In Their Own Words
September 01, 1864
Evacuation of Atlanta Described
Atlanta merchant Samuel P. Richards recorded in his diary of the beginning of the evacuation of Atlanta following news of the Confederate loss in the Battle of Jonesboro:
“This was a day of terror and a sight of dread. About noon came the tidings of a severe fight on the Macon R.R. [Battle of Jonesboro] and that our forces were worsted and the city was to be evacuated at once. Then began a scramble among the inhabitants thereof to get away - others to procure supplies of food for their families. If there had been any doubt of the fact that Atlanta was about to be given up it would have been removed when we saw the depots of Government grain and food thrown open, and the contents distributed among the citizens free gratis, by the sackful and the cartload. The R.R. cars and engines were all run up to one place in order to be fired just as the army left. Five locomotives and 85 cars, Cousin Bill told me, were to be burned… . I went to the Macon depot with Mr. West and secured there sacks of meal. As we went down the Ammunition Train was fired, and for half an hour or more an incessant discharge was kept up that jarred the ground and broke the glass in the windows around. It was terrific to listen to and know the object… .”

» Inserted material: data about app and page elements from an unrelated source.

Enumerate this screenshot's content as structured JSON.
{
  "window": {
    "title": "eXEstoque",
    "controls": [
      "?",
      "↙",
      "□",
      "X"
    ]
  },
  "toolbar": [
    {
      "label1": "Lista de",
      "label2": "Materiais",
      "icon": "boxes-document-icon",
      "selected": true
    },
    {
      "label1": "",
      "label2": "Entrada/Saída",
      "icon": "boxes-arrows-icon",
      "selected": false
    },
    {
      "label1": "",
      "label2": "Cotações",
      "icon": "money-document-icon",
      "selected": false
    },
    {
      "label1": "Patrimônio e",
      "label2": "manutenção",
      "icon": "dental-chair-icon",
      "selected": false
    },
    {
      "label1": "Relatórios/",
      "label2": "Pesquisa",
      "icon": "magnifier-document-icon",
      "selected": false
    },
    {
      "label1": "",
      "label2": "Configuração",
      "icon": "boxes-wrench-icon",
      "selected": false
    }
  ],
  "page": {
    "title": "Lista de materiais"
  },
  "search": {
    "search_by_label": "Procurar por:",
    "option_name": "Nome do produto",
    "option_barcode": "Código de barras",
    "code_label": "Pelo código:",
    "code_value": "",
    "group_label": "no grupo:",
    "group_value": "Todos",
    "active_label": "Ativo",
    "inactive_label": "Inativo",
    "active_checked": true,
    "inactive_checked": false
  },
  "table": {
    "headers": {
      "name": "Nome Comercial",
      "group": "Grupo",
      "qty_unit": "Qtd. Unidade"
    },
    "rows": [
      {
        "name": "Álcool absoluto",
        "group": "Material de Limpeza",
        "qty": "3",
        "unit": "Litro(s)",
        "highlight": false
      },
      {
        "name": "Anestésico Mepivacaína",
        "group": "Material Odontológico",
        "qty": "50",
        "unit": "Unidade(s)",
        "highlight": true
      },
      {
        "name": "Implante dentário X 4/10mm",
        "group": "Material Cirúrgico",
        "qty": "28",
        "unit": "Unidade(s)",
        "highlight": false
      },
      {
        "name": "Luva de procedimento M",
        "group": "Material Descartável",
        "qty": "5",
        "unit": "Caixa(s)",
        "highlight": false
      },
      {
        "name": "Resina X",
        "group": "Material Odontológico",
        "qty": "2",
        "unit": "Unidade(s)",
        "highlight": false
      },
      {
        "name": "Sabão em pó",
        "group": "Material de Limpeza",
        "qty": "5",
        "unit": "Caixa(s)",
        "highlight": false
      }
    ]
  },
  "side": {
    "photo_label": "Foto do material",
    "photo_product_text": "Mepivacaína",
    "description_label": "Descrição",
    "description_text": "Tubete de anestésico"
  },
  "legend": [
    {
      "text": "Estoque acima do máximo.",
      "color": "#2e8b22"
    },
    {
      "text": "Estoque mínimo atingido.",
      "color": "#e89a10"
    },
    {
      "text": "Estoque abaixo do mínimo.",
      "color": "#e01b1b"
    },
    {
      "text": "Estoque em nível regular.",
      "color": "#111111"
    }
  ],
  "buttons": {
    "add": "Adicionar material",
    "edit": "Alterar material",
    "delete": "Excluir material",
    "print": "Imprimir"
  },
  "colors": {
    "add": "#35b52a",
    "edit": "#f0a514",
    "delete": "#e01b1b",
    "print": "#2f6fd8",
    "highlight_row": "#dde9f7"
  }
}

Source: Franklin M. Garrett, Atlanta and Environs: A Chronicle of Its People and Events (Athens: University of Georgia Press, 1954), Vol. I, pp. 636-637.